Element data from apps and pages:
--------------------

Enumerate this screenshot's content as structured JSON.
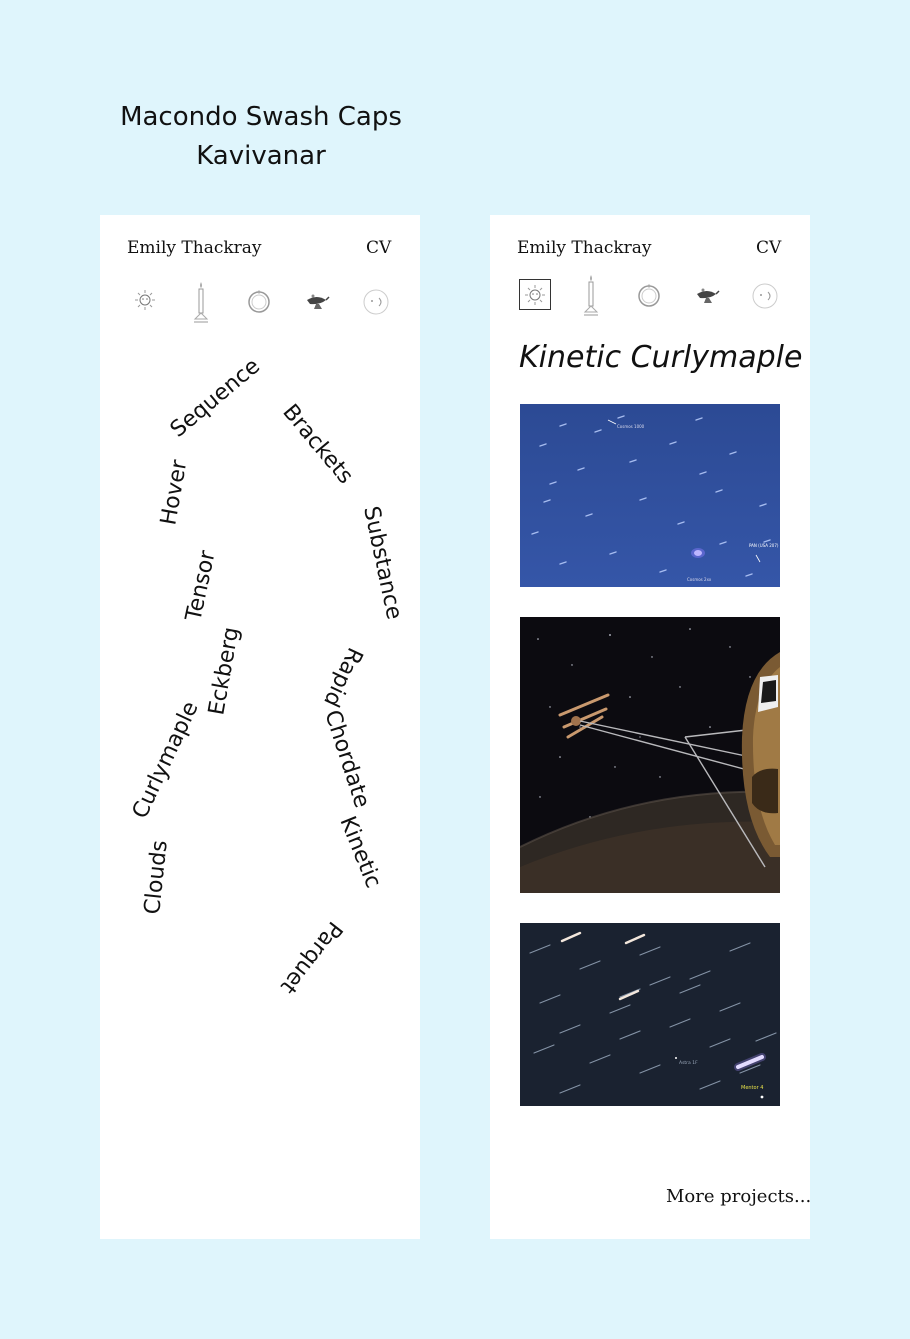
{
  "page": {
    "title_line1": "Macondo Swash Caps",
    "title_line2": "Kavivanar"
  },
  "left_card": {
    "author": "Emily Thackray",
    "cv_label": "CV",
    "icons": [
      "sun-icon",
      "candle-icon",
      "ring-icon",
      "oil-lamp-icon",
      "moon-face-icon"
    ],
    "words": [
      "Clouds",
      "Curlymaple",
      "Eckberg",
      "Tensor",
      "Hover",
      "Sequence",
      "Brackets",
      "Substance",
      "Rapid",
      "Chordate",
      "Kinetic",
      "Parquet"
    ]
  },
  "right_card": {
    "author": "Emily Thackray",
    "cv_label": "CV",
    "icons": [
      "sun-icon",
      "candle-icon",
      "ring-icon",
      "oil-lamp-icon",
      "moon-face-icon"
    ],
    "selected_icon": "sun-icon",
    "project_title": "Kinetic Curlymaple",
    "photo1_labels": [
      "Cosmos 1000",
      "PAN (USA 207)",
      "Cosmos 2xx"
    ],
    "photo3_labels": [
      "Astra 1F",
      "Mentor 4"
    ],
    "more_link": "More projects..."
  },
  "colors": {
    "background": "#dff5fc",
    "card": "#ffffff",
    "text": "#111111",
    "photo1_sky": "#2f4e9a",
    "photo3_sky": "#1a2230",
    "label_yellow": "#e8e24a"
  }
}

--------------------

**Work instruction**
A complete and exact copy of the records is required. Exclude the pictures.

**Your response**
Enumerate this screenshot's content as structured JSON.
{
  "page": {
    "title_line1": "Macondo Swash Caps",
    "title_line2": "Kavivanar"
  },
  "left_card": {
    "author": "Emily Thackray",
    "cv_label": "CV",
    "icons": [
      "sun-icon",
      "candle-icon",
      "ring-icon",
      "oil-lamp-icon",
      "moon-face-icon"
    ],
    "words": [
      "Clouds",
      "Curlymaple",
      "Eckberg",
      "Tensor",
      "Hover",
      "Sequence",
      "Brackets",
      "Substance",
      "Rapid",
      "Chordate",
      "Kinetic",
      "Parquet"
    ]
  },
  "right_card": {
    "author": "Emily Thackray",
    "cv_label": "CV",
    "icons": [
      "sun-icon",
      "candle-icon",
      "ring-icon",
      "oil-lamp-icon",
      "moon-face-icon"
    ],
    "selected_icon": "sun-icon",
    "project_title": "Kinetic Curlymaple",
    "photo1_labels": [
      "Cosmos 1000",
      "PAN (USA 207)",
      "Cosmos 2xx"
    ],
    "photo3_labels": [
      "Astra 1F",
      "Mentor 4"
    ],
    "more_link": "More projects..."
  },
  "colors": {
    "background": "#dff5fc",
    "card": "#ffffff",
    "text": "#111111",
    "photo1_sky": "#2f4e9a",
    "photo3_sky": "#1a2230",
    "label_yellow": "#e8e24a"
  }
}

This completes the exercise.